» ASSIGNED TASK: Each entry below needs to be retyped exactly as given.
↓↓↓
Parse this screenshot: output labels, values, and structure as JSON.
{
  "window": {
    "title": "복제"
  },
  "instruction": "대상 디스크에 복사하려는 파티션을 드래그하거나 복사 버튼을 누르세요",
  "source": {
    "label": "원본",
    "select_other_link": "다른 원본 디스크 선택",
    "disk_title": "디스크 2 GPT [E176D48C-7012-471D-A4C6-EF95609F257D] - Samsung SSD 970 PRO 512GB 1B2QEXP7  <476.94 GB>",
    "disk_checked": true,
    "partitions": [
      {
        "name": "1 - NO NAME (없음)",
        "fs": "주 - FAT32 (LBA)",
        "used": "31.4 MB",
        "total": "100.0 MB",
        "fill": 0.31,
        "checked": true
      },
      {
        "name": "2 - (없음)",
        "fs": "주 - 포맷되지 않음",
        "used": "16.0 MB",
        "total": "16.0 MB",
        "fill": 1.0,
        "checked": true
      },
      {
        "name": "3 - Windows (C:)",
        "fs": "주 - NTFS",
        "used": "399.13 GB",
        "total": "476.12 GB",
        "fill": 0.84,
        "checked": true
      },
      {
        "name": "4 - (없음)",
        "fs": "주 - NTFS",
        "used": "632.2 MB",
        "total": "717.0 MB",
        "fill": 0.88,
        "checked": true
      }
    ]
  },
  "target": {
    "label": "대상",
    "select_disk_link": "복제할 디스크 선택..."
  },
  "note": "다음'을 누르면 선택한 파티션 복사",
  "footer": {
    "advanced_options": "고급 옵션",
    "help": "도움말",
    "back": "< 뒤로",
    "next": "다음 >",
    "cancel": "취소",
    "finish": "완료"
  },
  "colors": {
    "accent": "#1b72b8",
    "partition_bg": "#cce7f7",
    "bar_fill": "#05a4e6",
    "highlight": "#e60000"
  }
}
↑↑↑
» SOLUTION TO THIS EXERCISE:
Parse this screenshot: output labels, values, and structure as JSON.
{
  "window": {
    "title": "복제"
  },
  "instruction": "대상 디스크에 복사하려는 파티션을 드래그하거나 복사 버튼을 누르세요",
  "source": {
    "label": "원본",
    "select_other_link": "다른 원본 디스크 선택",
    "disk_title": "디스크 2 GPT [E176D48C-7012-471D-A4C6-EF95609F257D] - Samsung SSD 970 PRO 512GB 1B2QEXP7  <476.94 GB>",
    "disk_checked": true,
    "partitions": [
      {
        "name": "1 - NO NAME (없음)",
        "fs": "주 - FAT32 (LBA)",
        "used": "31.4 MB",
        "total": "100.0 MB",
        "fill": 0.31,
        "checked": true
      },
      {
        "name": "2 - (없음)",
        "fs": "주 - 포맷되지 않음",
        "used": "16.0 MB",
        "total": "16.0 MB",
        "fill": 1.0,
        "checked": true
      },
      {
        "name": "3 - Windows (C:)",
        "fs": "주 - NTFS",
        "used": "399.13 GB",
        "total": "476.12 GB",
        "fill": 0.84,
        "checked": true
      },
      {
        "name": "4 - (없음)",
        "fs": "주 - NTFS",
        "used": "632.2 MB",
        "total": "717.0 MB",
        "fill": 0.88,
        "checked": true
      }
    ]
  },
  "target": {
    "label": "대상",
    "select_disk_link": "복제할 디스크 선택..."
  },
  "note": "다음'을 누르면 선택한 파티션 복사",
  "footer": {
    "advanced_options": "고급 옵션",
    "help": "도움말",
    "back": "< 뒤로",
    "next": "다음 >",
    "cancel": "취소",
    "finish": "완료"
  },
  "colors": {
    "accent": "#1b72b8",
    "partition_bg": "#cce7f7",
    "bar_fill": "#05a4e6",
    "highlight": "#e60000"
  }
}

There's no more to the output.